Malta is a very strange place.  A little speck of a country in the middle of the Mediterranean Sea (I can finally spell Mediterranean correctly on my first try just about every time now), that has a tremendously long and complex history, so is covered in old buildings, forts and ancient temples, but is also very much trying to keep up with the rest of the world, so for every old stone structure there is a huge crane erecting a new high-rise hotel.  It is very often ugly; dirty, overdeveloped, smoggy, but then suddenly surprises you with a spectacular moment of beauty; an old stone church, a harbor full of brightly painted fishing boats, or a walkway spangled with nice restaurants and cafe's overlooking the Mediterranean (got it again!) Sea.  Nothing happens quickly in Malta, which oftentimes is an endearing quality in a place, but when your boat is on dry dock and it's costing a fortune to keep it there it is far from cute when it takes a week to service a power-tool, and even longer to find an open market to buy vegetables to feed the crew.  In many ways Malta reminds me of Mexico, in that it is very unorganized, but somehow there is order in the chaos, and everything takes just a little (or a LOT) longer than it necessarily needs to.  Our latest example of Malta being Malta was when a very long awaited for pallet of paint arrived from Singapore, which just the waiting process for this particular pallet is a story in itself, but once it finally made it to Malta, and we were informed of its arrival, and greatly relieved to finally have our paint, we were then told that we could not retrieve our goods because in the same container as our paint was discovered an illegal shipment of cigarettes.  We then had to wait many many more days to get our paint because the Maltese customs office was...We have no idea.  Searching through our paint cans for cigarettes?  Huffing our paint thinner while smoking the illegal cigarettes?  Who knows, but it sure was the icing on a very frustrating and comical Maltese Cake, because when in Malta you are forced to have your cake, and eat the whole damn thing, whether you like it or not, meaning you are at the mercy of the Maltese pace, and that's all there is to it.  Adapt, or have a frustration-induced brain aneurysm.  Oh, and it's also covered in extremely easy to pronounce names such as: Marsaxlokk, Mqabba and Ta'xbiex, which is helpful with navigation.  

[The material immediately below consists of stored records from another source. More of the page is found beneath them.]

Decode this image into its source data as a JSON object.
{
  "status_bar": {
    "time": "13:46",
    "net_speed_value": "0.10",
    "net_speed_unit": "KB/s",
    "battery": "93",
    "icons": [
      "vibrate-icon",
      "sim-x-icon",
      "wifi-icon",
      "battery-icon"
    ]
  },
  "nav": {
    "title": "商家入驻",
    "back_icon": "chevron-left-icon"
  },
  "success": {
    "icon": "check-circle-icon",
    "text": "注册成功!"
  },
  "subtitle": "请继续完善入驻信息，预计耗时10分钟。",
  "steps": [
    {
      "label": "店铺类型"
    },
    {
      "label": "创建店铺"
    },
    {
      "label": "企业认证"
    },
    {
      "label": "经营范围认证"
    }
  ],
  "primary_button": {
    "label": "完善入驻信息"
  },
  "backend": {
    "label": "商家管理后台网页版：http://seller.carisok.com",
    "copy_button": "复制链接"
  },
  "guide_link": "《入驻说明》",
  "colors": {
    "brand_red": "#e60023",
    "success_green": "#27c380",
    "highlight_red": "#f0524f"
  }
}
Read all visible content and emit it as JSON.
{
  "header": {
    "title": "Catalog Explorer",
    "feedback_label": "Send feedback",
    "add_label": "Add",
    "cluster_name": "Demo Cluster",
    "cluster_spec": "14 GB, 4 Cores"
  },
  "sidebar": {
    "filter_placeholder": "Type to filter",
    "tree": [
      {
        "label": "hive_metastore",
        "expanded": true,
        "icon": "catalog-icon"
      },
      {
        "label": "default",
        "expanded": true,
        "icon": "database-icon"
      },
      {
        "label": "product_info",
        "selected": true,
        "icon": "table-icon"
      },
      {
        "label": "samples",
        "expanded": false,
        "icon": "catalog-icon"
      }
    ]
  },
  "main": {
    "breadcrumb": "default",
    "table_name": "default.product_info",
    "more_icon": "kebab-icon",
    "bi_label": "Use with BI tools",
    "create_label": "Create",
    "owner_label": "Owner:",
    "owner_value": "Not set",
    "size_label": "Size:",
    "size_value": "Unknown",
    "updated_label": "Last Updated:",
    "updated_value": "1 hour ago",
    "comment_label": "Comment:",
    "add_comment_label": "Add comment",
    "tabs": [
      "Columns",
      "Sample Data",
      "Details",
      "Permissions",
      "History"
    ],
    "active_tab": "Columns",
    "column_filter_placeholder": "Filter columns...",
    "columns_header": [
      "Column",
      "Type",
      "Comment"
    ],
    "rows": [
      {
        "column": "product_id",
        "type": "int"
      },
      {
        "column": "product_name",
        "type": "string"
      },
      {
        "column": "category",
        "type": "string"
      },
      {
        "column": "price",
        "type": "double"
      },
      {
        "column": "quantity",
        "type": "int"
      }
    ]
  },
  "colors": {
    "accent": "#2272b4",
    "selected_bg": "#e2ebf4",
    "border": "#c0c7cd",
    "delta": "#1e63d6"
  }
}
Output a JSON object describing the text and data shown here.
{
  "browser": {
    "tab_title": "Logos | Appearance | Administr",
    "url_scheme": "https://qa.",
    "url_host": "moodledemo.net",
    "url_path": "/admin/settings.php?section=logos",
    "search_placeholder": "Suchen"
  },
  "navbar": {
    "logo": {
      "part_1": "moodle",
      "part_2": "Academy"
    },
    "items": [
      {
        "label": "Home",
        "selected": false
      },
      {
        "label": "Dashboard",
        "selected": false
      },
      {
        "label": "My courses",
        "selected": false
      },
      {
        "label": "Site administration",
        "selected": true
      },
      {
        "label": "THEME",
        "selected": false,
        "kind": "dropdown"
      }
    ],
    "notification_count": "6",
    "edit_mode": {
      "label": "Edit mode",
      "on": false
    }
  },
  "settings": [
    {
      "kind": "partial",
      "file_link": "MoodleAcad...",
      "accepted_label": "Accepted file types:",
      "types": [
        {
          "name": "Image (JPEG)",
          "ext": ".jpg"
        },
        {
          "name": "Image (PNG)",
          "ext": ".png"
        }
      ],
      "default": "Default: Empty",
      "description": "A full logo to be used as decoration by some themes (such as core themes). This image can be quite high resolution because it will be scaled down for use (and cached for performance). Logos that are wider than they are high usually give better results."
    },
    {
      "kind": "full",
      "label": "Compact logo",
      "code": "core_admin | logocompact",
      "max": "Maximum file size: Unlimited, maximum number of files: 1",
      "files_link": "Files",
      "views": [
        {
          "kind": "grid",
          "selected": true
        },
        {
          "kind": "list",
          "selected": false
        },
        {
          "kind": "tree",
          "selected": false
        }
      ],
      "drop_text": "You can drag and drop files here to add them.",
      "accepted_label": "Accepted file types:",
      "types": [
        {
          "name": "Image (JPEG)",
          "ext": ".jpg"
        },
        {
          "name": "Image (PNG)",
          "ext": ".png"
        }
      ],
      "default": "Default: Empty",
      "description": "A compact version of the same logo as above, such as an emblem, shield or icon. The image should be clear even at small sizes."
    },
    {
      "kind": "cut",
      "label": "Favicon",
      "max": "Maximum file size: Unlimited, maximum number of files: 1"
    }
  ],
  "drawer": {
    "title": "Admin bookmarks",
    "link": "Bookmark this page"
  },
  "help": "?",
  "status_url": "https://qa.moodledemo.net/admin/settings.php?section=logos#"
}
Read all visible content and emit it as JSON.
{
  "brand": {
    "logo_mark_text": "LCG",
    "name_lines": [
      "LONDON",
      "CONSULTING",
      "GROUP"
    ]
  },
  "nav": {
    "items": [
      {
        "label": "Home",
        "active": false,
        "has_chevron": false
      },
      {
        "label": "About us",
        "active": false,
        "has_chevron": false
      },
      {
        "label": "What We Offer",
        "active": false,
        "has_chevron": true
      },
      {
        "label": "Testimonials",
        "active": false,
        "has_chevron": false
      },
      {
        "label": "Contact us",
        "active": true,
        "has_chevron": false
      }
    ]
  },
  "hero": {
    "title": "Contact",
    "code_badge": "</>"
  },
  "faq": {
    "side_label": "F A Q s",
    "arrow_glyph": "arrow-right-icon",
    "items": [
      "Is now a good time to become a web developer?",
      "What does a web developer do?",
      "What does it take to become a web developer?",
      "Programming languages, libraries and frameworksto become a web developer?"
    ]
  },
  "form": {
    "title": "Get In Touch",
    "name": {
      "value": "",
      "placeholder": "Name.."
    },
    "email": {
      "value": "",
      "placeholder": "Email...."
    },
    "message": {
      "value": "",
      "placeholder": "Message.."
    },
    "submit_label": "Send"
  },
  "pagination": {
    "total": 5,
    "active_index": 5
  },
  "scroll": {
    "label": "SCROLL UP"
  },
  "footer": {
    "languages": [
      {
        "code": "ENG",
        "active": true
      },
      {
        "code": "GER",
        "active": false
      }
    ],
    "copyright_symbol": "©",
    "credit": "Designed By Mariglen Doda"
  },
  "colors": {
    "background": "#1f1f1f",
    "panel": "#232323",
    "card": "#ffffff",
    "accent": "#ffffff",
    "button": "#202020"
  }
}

There is so much to say, as there always is when every single piece of life is new and unusual, but geez, this has already been a really long blog update.  I didn't even mention the people who are my new apartment mates, co-workers and family.  Just know that they are a wonderful bunch.  That's all for this one, but hopefully now that I have gotten this thing somewhat up to date I can do a better job of keeping up with it, and not allow myself to get buried again and again beneath weeks of noteworthy experiences.